Tips and takeaways from the APR process


I recently earned my Accreditation in Public Relations (APR). As a working mother with two young children, this was no small task. However, despite the extensive amount of work involved to earn the APR, I strongly believe this credential is a spectacular way to build on your foundation as a public relations practitioner and grow professionally.

The APR transformed my way of thinking. I wanted to embrace the challenge of being a better communications practitioner, and it helped to reaffirm the importance of following the four-step process. At Martin Waymire, we’ve always followed the four-step process, but earning my APR helped drive home the importance of why following that process matters. Our “RACE” approach (Research, Action Plan, Communication and Evaluation) to public relations campaign management uses strategies and tactics to help our clients move the needle. I have a broader and deeper understanding of the importance of using research to define the problem, knowing how to develop an action plan and how to implement and evaluate that plan to measure its effectiveness.

You can complete the accreditation process in three steps by coordinating with your local PRSA chapter’s accreditation chair:

  1. Complete the Examination for Accreditation in Public Relations Application
  2. Prepare for the Readiness Review
  3. Complete the computer-based examination

The list above makes the process seem relatively seamless, but earning your APR requires a lot of work and preparation. In order to earn your accreditation, you need to be a public relations practitioner for at least five years and there’s a cost, too. You can learn more here.

Here are a few important takeaways from earning my APR:

  1. Make this study guide your bible. There are other reading materials that can supplement your studies, but this guide has everything you need to prepare you for the Readiness Review and computer exam.
  2. Look to your local chapter for resources! The CMPRSA Accreditation Chair coordinated group study sessions, mentoring opportunities and advice from other local APRs and more.
  3. Find a study buddy. It’s a great opportunity to practice your Readiness Review presentation and to receive constructive criticism on areas for improvement.
  4. Ask current APRs for advice on studying, how to prepare for the Readiness Review and any recommendations they can offer.
  5. Join a boot camp that coordinates the Readiness Review, organizes several days of group study sessions and schedules the computer examination for participants. I attended a boot camp in East Lansing and we had participants from Texas and Maryland join us. This is a great way for people with busy schedules to work in tandem to earn their accreditation.
  6. Make sure you have the bandwidth to tackle a herculean task. I spent six months studying, preparing and working toward my APR. The first three months were more familiarizing myself with the process, materials and study guide, but the last three months were an overwhelming flurry of studying, preparing, practicing and planning. If you’re going through a major life change or transition (moving, having a child, switching jobs, etc.), then wait until you’re ready.

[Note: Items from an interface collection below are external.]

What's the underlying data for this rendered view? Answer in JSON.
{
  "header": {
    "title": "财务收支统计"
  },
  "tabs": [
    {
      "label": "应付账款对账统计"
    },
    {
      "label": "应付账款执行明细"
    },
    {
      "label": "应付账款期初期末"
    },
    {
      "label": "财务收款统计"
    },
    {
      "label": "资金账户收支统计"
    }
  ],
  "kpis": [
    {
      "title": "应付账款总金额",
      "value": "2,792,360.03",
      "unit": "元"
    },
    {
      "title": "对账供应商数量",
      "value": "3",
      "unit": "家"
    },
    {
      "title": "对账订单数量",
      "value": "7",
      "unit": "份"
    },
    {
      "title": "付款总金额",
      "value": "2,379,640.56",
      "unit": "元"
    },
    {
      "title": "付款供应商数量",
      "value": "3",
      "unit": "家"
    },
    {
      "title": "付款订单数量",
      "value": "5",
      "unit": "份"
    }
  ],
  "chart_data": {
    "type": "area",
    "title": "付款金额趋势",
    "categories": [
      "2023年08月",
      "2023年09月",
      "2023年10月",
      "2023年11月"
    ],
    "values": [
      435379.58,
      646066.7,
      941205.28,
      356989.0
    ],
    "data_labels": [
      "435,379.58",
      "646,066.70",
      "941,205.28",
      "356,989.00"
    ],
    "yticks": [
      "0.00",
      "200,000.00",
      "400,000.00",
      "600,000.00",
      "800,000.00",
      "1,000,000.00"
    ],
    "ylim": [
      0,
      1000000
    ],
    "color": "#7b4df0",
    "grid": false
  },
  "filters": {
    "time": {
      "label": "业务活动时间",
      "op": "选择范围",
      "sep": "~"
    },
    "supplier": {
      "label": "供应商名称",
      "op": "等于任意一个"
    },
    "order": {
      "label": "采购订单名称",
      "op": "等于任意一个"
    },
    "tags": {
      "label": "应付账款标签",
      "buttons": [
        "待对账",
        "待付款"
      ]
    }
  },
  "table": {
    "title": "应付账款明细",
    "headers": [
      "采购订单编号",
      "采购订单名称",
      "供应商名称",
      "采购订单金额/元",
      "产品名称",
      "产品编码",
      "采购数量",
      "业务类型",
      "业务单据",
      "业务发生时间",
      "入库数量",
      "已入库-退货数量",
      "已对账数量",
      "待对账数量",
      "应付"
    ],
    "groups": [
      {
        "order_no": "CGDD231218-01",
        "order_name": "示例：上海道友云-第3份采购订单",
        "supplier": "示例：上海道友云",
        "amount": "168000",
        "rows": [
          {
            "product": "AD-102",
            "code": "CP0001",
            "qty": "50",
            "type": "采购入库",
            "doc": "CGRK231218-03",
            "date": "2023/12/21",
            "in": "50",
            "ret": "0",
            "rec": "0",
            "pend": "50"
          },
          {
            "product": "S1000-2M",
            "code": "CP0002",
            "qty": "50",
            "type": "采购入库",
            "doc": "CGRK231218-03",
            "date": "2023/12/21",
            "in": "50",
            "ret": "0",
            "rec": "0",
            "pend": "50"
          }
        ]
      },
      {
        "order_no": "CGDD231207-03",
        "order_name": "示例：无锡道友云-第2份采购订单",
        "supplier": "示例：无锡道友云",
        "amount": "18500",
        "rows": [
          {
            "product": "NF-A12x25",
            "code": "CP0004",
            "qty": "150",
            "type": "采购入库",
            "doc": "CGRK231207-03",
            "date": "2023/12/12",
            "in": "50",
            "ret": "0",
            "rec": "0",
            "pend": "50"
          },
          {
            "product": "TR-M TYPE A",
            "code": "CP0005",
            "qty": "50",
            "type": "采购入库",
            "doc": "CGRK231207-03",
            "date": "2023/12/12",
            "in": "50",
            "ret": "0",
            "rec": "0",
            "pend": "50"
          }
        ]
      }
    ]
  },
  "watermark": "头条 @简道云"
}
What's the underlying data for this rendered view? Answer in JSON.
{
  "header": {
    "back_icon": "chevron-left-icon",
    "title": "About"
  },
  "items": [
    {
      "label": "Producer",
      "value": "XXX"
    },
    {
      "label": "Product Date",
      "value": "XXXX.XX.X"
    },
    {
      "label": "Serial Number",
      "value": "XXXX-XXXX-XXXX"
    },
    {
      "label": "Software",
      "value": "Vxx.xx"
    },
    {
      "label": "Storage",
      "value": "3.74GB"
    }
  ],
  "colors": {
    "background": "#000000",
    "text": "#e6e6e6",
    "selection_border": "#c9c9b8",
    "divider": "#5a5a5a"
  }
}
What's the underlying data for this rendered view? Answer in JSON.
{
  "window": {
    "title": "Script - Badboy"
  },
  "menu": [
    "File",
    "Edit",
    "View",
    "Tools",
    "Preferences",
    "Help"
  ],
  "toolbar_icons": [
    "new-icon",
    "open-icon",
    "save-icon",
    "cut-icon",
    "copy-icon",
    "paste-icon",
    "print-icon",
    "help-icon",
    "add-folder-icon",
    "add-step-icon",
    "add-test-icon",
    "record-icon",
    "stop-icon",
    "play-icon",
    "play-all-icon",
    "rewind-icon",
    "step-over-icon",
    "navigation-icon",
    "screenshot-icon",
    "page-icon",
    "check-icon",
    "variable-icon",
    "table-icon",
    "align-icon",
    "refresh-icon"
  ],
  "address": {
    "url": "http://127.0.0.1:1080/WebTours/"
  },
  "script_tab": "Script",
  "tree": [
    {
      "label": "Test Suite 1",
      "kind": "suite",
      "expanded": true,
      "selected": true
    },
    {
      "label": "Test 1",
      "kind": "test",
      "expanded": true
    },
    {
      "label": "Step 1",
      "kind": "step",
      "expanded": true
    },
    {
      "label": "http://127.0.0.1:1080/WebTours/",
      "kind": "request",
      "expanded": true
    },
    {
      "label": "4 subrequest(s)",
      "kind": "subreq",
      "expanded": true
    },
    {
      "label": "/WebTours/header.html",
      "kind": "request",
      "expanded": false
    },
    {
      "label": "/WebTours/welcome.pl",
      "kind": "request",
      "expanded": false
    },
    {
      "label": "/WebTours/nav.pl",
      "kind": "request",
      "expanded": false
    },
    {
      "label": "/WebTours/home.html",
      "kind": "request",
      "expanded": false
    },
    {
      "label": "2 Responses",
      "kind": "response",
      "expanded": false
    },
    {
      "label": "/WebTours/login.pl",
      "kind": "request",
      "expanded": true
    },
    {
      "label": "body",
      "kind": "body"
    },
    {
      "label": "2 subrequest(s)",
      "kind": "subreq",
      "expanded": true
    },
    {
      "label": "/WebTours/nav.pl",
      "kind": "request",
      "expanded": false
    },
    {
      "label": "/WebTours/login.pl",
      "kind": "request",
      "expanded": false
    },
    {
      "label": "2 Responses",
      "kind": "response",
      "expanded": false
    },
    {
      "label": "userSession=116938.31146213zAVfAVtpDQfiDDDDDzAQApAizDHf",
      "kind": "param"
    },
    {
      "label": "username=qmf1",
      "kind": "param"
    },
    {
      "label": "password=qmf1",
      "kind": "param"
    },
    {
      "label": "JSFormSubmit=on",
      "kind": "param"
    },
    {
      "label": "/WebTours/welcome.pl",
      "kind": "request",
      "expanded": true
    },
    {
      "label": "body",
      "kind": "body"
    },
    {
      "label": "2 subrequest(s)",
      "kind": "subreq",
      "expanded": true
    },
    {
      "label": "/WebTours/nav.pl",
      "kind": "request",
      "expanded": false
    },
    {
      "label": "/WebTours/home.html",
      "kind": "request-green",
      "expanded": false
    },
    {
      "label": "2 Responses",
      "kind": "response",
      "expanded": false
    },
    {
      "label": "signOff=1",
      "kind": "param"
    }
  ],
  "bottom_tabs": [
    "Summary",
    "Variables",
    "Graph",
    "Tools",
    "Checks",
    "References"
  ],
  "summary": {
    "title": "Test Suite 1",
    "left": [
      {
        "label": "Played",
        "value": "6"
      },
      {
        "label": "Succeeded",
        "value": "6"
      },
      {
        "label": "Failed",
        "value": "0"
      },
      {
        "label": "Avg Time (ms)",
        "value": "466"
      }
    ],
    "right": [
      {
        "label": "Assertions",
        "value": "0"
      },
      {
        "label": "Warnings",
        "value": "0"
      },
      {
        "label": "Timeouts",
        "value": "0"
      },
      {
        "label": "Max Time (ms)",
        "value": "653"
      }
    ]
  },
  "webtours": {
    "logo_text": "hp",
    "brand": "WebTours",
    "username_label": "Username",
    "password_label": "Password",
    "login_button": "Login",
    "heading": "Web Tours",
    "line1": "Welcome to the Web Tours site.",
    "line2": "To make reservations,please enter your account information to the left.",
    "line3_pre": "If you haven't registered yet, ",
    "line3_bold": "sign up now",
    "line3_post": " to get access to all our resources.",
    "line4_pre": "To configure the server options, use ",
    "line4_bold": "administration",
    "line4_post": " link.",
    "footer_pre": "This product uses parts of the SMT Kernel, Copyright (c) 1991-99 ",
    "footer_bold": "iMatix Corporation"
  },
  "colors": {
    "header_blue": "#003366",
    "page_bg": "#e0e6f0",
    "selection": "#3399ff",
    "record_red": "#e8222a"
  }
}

The APR elevates the public relations profession by setting standards for our industry by identifying standards in work, the importance of ethics and using proven methods to formulate a winning strategy. Earning your accreditation is an intense process that is absolutely worth the results.